Men suffer from the menopause too: they may be disturbed in their sleep by their partner's difficulty in sleeping, they may have to cover up when their wife's hot flashes open the windows in the middle of winter, they risk feeling unfairly rejected because of complaints that can make relationships difficult or even painful.
But what suffers most, as always in interpersonal relationships, is the lack of communication.
Unfortunately, because of the taboo that still characterises the sphere of female sexuality, men not only have difficulty in understanding the needs and criticalities of this feminine phase, but men are often reluctant to face this 'taboo', hiding behind the preconception that it is 'women's business'.
This is partly true and motivated by the fact that this moment of transition - we prefer to define it as a evolutionary phase, which is still little known, frightens them too, as they see themselves as in a mirror.
The chimes of the biological clock, which for women are explicit and inexorable, inevitably also apply to their male counterparts, who tend to flee, sometimes symbolically isolating himself, sometimes, unfortunately, actually.
"Empty nest' or 'Nest too full'?
It should not be forgotten that if we once spoke of "empty nest syndrome" with the feeling of loss and sudden uselessness that women experience when the end of their reproductive years more or less coincided with the moment when their grown-up children took flight,
Today, on the contrary, we could speak of an 'overfull nest': the menopause, with its inevitable discomforts, often comes at a time in life when responsibilities are most onerous, commitments and worries: children, conceived at a later age than fifty years ago, are still in the throes of adolescence or are struggling to find their way, older parents, who live longer, must also be cared for; in many cases this is compounded by the demands of the world of work, at a time that can coincide with the peak of a career.
Slight discomfort or lack of sleep is thus more difficult to cope with.
The forward shift in the social concept of youth, which is now approaching the age of forty, clashes with the unchanging timescales of biology, just around the corner, can be a cold shower not only for those directly concerned, who until recently considered themselves girls, but also for their husbands.
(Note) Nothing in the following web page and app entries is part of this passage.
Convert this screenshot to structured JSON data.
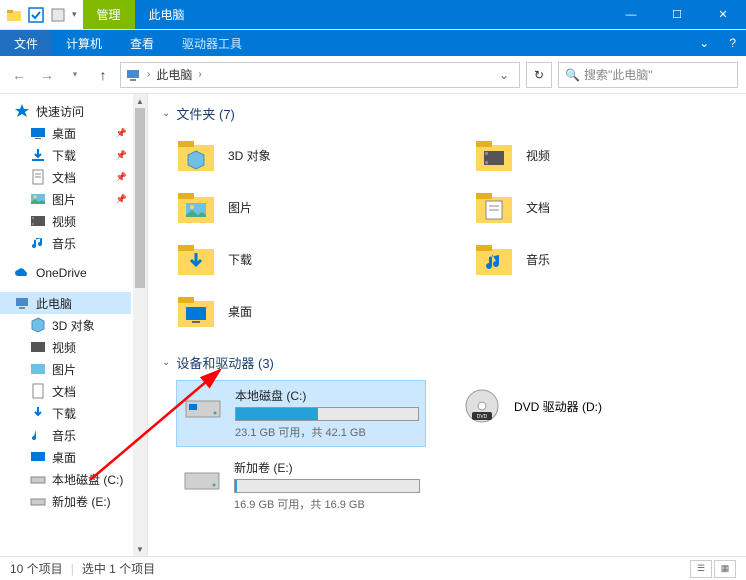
{
  "titlebar": {
    "manage_tab": "管理",
    "thispc_tab": "此电脑",
    "min": "—",
    "max": "☐",
    "close": "✕"
  },
  "ribbon": {
    "file": "文件",
    "computer": "计算机",
    "view": "查看",
    "drive_tools": "驱动器工具",
    "help": "?"
  },
  "nav": {
    "back": "←",
    "fwd": "→",
    "down": "▾",
    "up": "↑",
    "crumb_sep": "›",
    "location": "此电脑",
    "drop": "⌄",
    "refresh": "↻",
    "search_icon": "🔍",
    "search_placeholder": "搜索\"此电脑\""
  },
  "tree": {
    "quick": "快速访问",
    "desktop": "桌面",
    "downloads": "下载",
    "documents": "文档",
    "pictures": "图片",
    "videos": "视频",
    "music": "音乐",
    "onedrive": "OneDrive",
    "thispc": "此电脑",
    "obj3d": "3D 对象",
    "localc": "本地磁盘 (C:)",
    "vole": "新加卷 (E:)"
  },
  "sections": {
    "folders": "文件夹 (7)",
    "drives": "设备和驱动器 (3)"
  },
  "folders": {
    "obj3d": "3D 对象",
    "videos": "视频",
    "pictures": "图片",
    "documents": "文档",
    "downloads": "下载",
    "music": "音乐",
    "desktop": "桌面"
  },
  "drives": {
    "c": {
      "name": "本地磁盘 (C:)",
      "stat": "23.1 GB 可用，共 42.1 GB",
      "fill_pct": 45
    },
    "e": {
      "name": "新加卷 (E:)",
      "stat": "16.9 GB 可用，共 16.9 GB",
      "fill_pct": 1
    },
    "dvd": {
      "name": "DVD 驱动器 (D:)"
    }
  },
  "status": {
    "items": "10 个项目",
    "selected": "选中 1 个项目"
  }
}
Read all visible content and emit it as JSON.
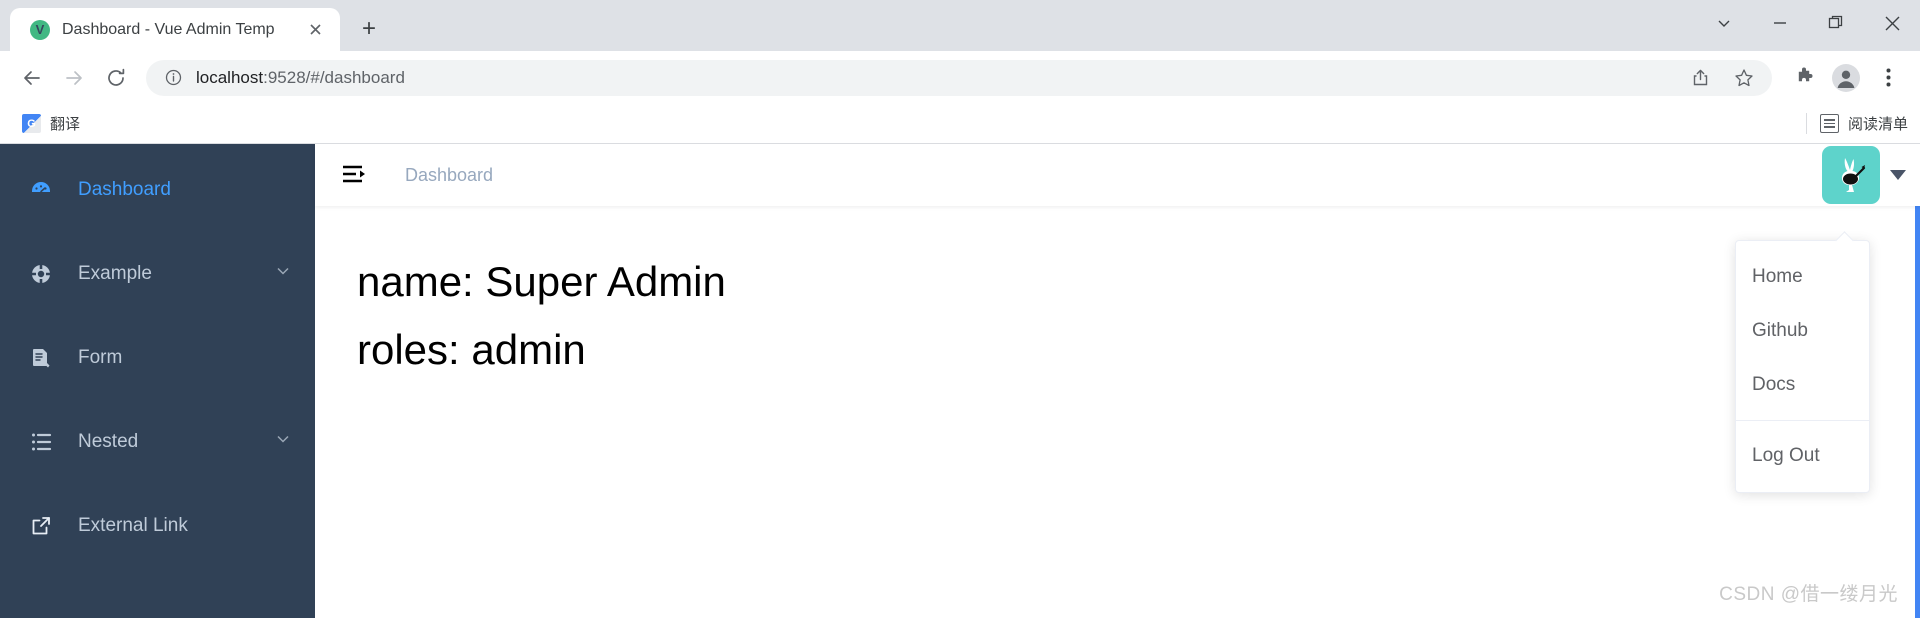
{
  "browser": {
    "tab": {
      "title": "Dashboard - Vue Admin Temp",
      "favicon_letter": "V",
      "favicon_color": "#41b883",
      "close_icon": "close-icon"
    },
    "new_tab_label": "+",
    "window_controls": [
      {
        "name": "tab-search-button",
        "glyph": "⌄"
      },
      {
        "name": "minimize-button",
        "glyph": "—"
      },
      {
        "name": "maximize-button",
        "glyph": "❐"
      },
      {
        "name": "close-window-button",
        "glyph": "✕"
      }
    ],
    "toolbar": {
      "back_label": "←",
      "forward_label": "→",
      "reload_label": "↻",
      "url_host": "localhost",
      "url_rest": ":9528/#/dashboard",
      "info_icon": "info-circle-icon",
      "share_icon": "share-icon",
      "bookmark_icon": "star-icon",
      "extensions_icon": "puzzle-icon",
      "profile_icon": "profile-avatar-icon",
      "menu_icon": "three-dots-menu-icon"
    },
    "bookmarks": {
      "items": [
        {
          "label": "翻译",
          "icon": "google-translate-icon",
          "icon_letter": "G"
        }
      ],
      "reading_list_label": "阅读清单"
    }
  },
  "app": {
    "sidebar": {
      "bg_color": "#304156",
      "active_color": "#409eff",
      "items": [
        {
          "label": "Dashboard",
          "icon": "dashboard-gauge-icon",
          "active": true,
          "expandable": false
        },
        {
          "label": "Example",
          "icon": "component-icon",
          "active": false,
          "expandable": true
        },
        {
          "label": "Form",
          "icon": "form-document-icon",
          "active": false,
          "expandable": false
        },
        {
          "label": "Nested",
          "icon": "nested-list-icon",
          "active": false,
          "expandable": true
        },
        {
          "label": "External Link",
          "icon": "external-link-icon",
          "active": false,
          "expandable": false
        }
      ]
    },
    "navbar": {
      "hamburger_icon": "collapse-sidebar-icon",
      "breadcrumb": "Dashboard",
      "avatar_icon": "rabbit-avatar-icon",
      "avatar_bg": "#5ed3cb",
      "caret_icon": "caret-down-icon"
    },
    "dropdown": {
      "items": [
        {
          "label": "Home"
        },
        {
          "label": "Github"
        },
        {
          "label": "Docs"
        }
      ],
      "logout_label": "Log Out"
    },
    "content": {
      "line1": "name: Super Admin",
      "line2": "roles: admin"
    },
    "watermark": "CSDN @借一缕月光"
  }
}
As the strong symbolic value of the loss of a woman's ability to procreate should not be overlooked, the main difficulty for women is that they have to cope with the menopause. the main difficulty facing women in our time is the need to confront the models of youth proposed by society.
An important role is played by partners who are supposed to reassure their companions, who fear of no longer being desirable, may try to hide the first signs of the transformation they are undergoing, or undergo hormone treatment for aesthetic rather than medical reasons, to delay skin and tissue ageing.
A motivation that in no way justifies the risks of treatment.
It is therefore clear that the menopause is not just a women's affair, but something that affects the couple:
"If they were 'solid' just now, they will also be able to cope with this time of transformation, but if there were previous tensions, the risk is that it expands at this moment of change, felt and decoded as a difficulty.
To prevent this from happening, the fundamental weapons are, as always, dialogue and mutual understanding.